Rhonda offered additional great insights in a Q&A with Bulldog Reporter:
What are the biggest challenges for today’s PR professionals, and how have you overcome them?
To me, the greatest challenge that today’s PR professionals face is to reconcile the past with the present. Many of us (myself included) had been trained using traditional PR methods, and with the advent of newer technologies and the mushrooming of social media, it is often very complex and confusing to stay relevant in today’s climate. As a long-time independent PR person, I have had to weigh out what worked previously, with the pressures (and belief) of what works now. I find that it’s still better not to throw out the baby with the bath water—in other words, many of the solid practices that I relied upon then still hold true today. I am happy to say that in the end, traditional training, experience, know-how, and ultimately results still count. My book, Profit and Prosper with Public Relations®: Insider Secrets to Make You a Success goes into this in greater detail.

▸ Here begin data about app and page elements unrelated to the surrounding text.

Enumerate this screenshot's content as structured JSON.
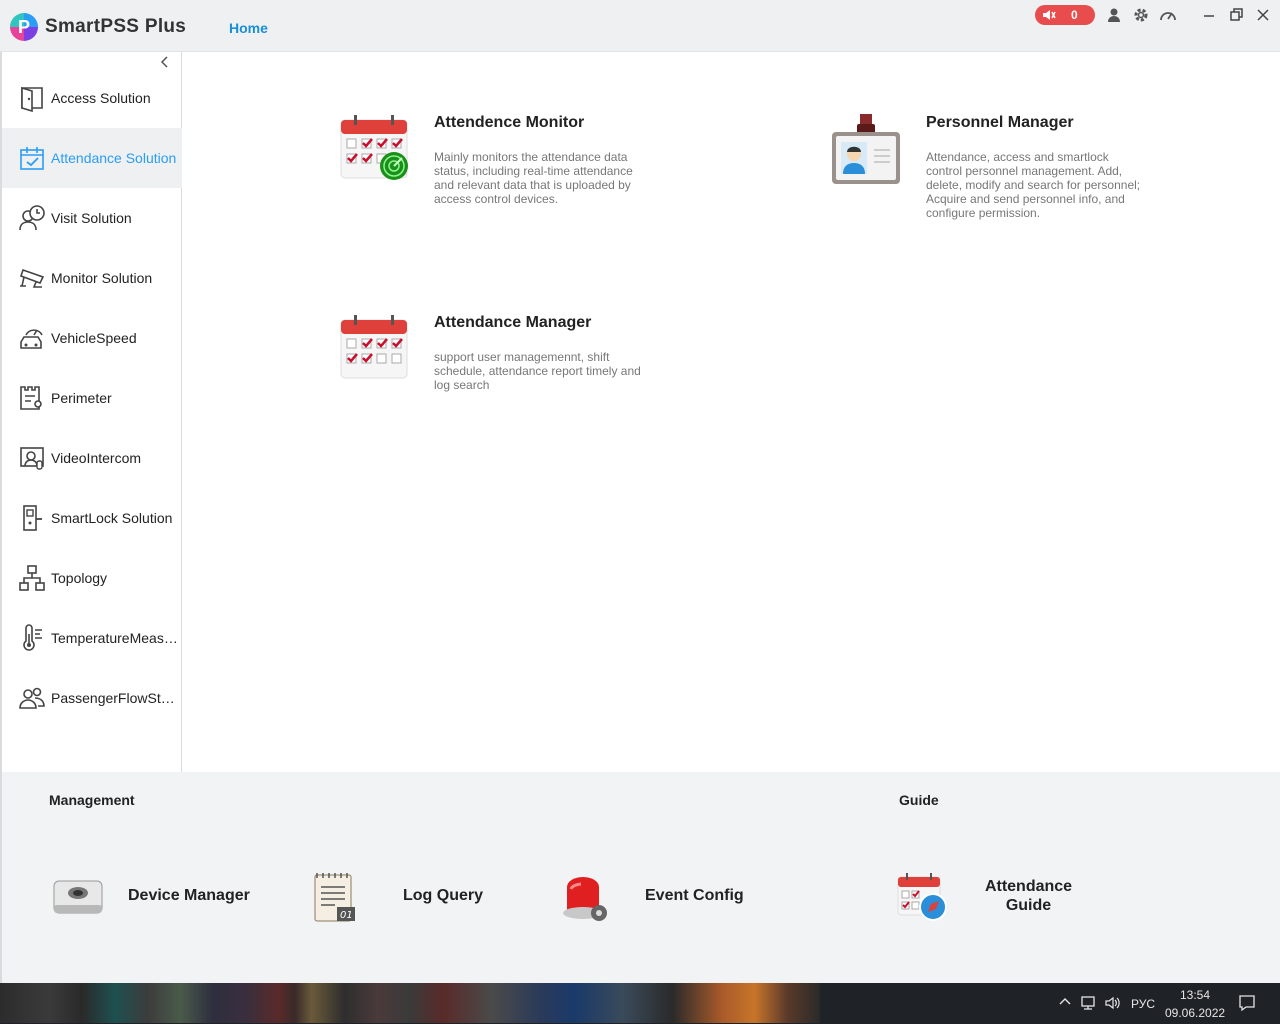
{
  "app": {
    "title": "SmartPSS Plus",
    "nav_home": "Home",
    "alarm_count": "0",
    "accent": "#2a9df4"
  },
  "sidebar": {
    "items": [
      {
        "label": "Access Solution",
        "icon": "door-icon"
      },
      {
        "label": "Attendance Solution",
        "icon": "calendar-check-icon",
        "active": true
      },
      {
        "label": "Visit Solution",
        "icon": "visitor-clock-icon"
      },
      {
        "label": "Monitor Solution",
        "icon": "cctv-camera-icon"
      },
      {
        "label": "VehicleSpeed",
        "icon": "car-speed-icon"
      },
      {
        "label": "Perimeter",
        "icon": "perimeter-icon"
      },
      {
        "label": "VideoIntercom",
        "icon": "intercom-icon"
      },
      {
        "label": "SmartLock Solution",
        "icon": "smartlock-icon"
      },
      {
        "label": "Topology",
        "icon": "topology-icon"
      },
      {
        "label": "TemperatureMeas…",
        "icon": "thermometer-icon"
      },
      {
        "label": "PassengerFlowSt…",
        "icon": "people-icon"
      }
    ]
  },
  "main": {
    "cards": [
      {
        "title": "Attendence Monitor",
        "desc": "Mainly monitors the attendance data status, including real-time attendance and relevant data that is uploaded by access control devices."
      },
      {
        "title": "Personnel Manager",
        "desc": "Attendance,  access and smartlock control personnel management.  Add, delete, modify and search for personnel; Acquire and send personnel info, and configure permission."
      },
      {
        "title": "Attendance Manager",
        "desc": "support user managemennt, shift schedule, attendance report timely and log search"
      }
    ]
  },
  "management": {
    "title": "Management",
    "tools": [
      {
        "label": "Device Manager"
      },
      {
        "label": "Log Query"
      },
      {
        "label": "Event Config"
      }
    ]
  },
  "guide": {
    "title": "Guide",
    "tools": [
      {
        "label": "Attendance Guide"
      }
    ]
  },
  "taskbar": {
    "lang": "РУС",
    "time": "13:54",
    "date": "09.06.2022"
  }
}
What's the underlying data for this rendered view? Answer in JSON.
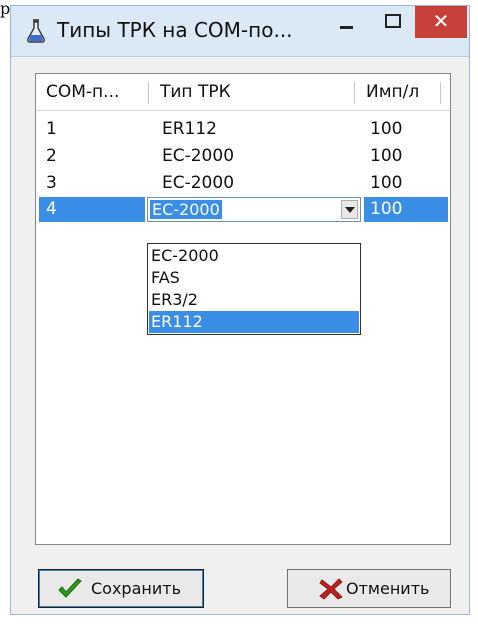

What key attributes define your approach to PR and communications?
When approaching PR and/or communications, the main attribute I like to follow is to live by the “golden rule.” Treat both clients and the media with the utmost courtesy and respect at all times. Specific qualities to carry out when representing a business, cause, individual or organization are to strive to remain fair, open-minded and ethical. Good public relations requires an eye for what is trending, what resonates with the public, how people respond, and knowing the best way to reach your audience with your message. An attention to detail, sincerity, and solid follow-through are all important attributes to live by in both the PR and communication worlds.
In what unique ways do you approach and build rapport with reporters and influencers?
I find that the old-fashioned way still works out the best. Sometimes I contact the media ahead of time to first get feedback on my idea before sending out any information. At other times, I like to give them a press release first, and then follow up with a personal call to gauge where my idea is at. With reporters and influencers, it is always a good idea to remain honest with them, and not do a “bait and switch.” If you tell them that a particular person, celebrity or business executive is available for interview, then it is very important that you don’t replace that individual with someone else at the last minute. After all, the media can have a long memory. When orchestrating a special event, or other occasion, it is also smart to bring extra materials with you to hand out to reporters. Never assume that they already have all of your background information at hand. Many times this material can still get lost in the shuffle. When an event is over, I always like to send out thank you notes to the reporters and people behind the scenes. They truly do appreciate this.
Here’s a look at some of Rhonda’s accomplishments and distinctions earned over her career:
Rhonda is an active member of professional business and civic organizations, and has served as president of the former Publicity Club of Los Angeles, and as a public relations counselor for Entrepreneur’s Network International. She was also appointed to the public relations advisory committee at California State University, Northridge. Her affiliations have also included memberships in the Paley Center for Media, the Encino Chamber of Commerce, the British American Business Council (BABC), the Independent Book Publishers Association (IBPA), the Book Publicists of Southern California (BPSC), the Independent Book Publishing Professionals Group (IBPPG) and the Small Publishers, Artists and Writers Network (SPAWN).
Awards and Honors
Over the years, Rhonda has won many public relations honors. She is the recipient (2014-2015) of an IRWIN Award (Industry Recognition of Writers in the News) Publicist of the Year, from the Book Publicists of Southern California. In addition, Rhonda is presently listed in the Global Directory of Who’s Who (2014-2016) in recognition of her hard work, dedication, perseverance, and for demonstrating leadership and achievement in her profession.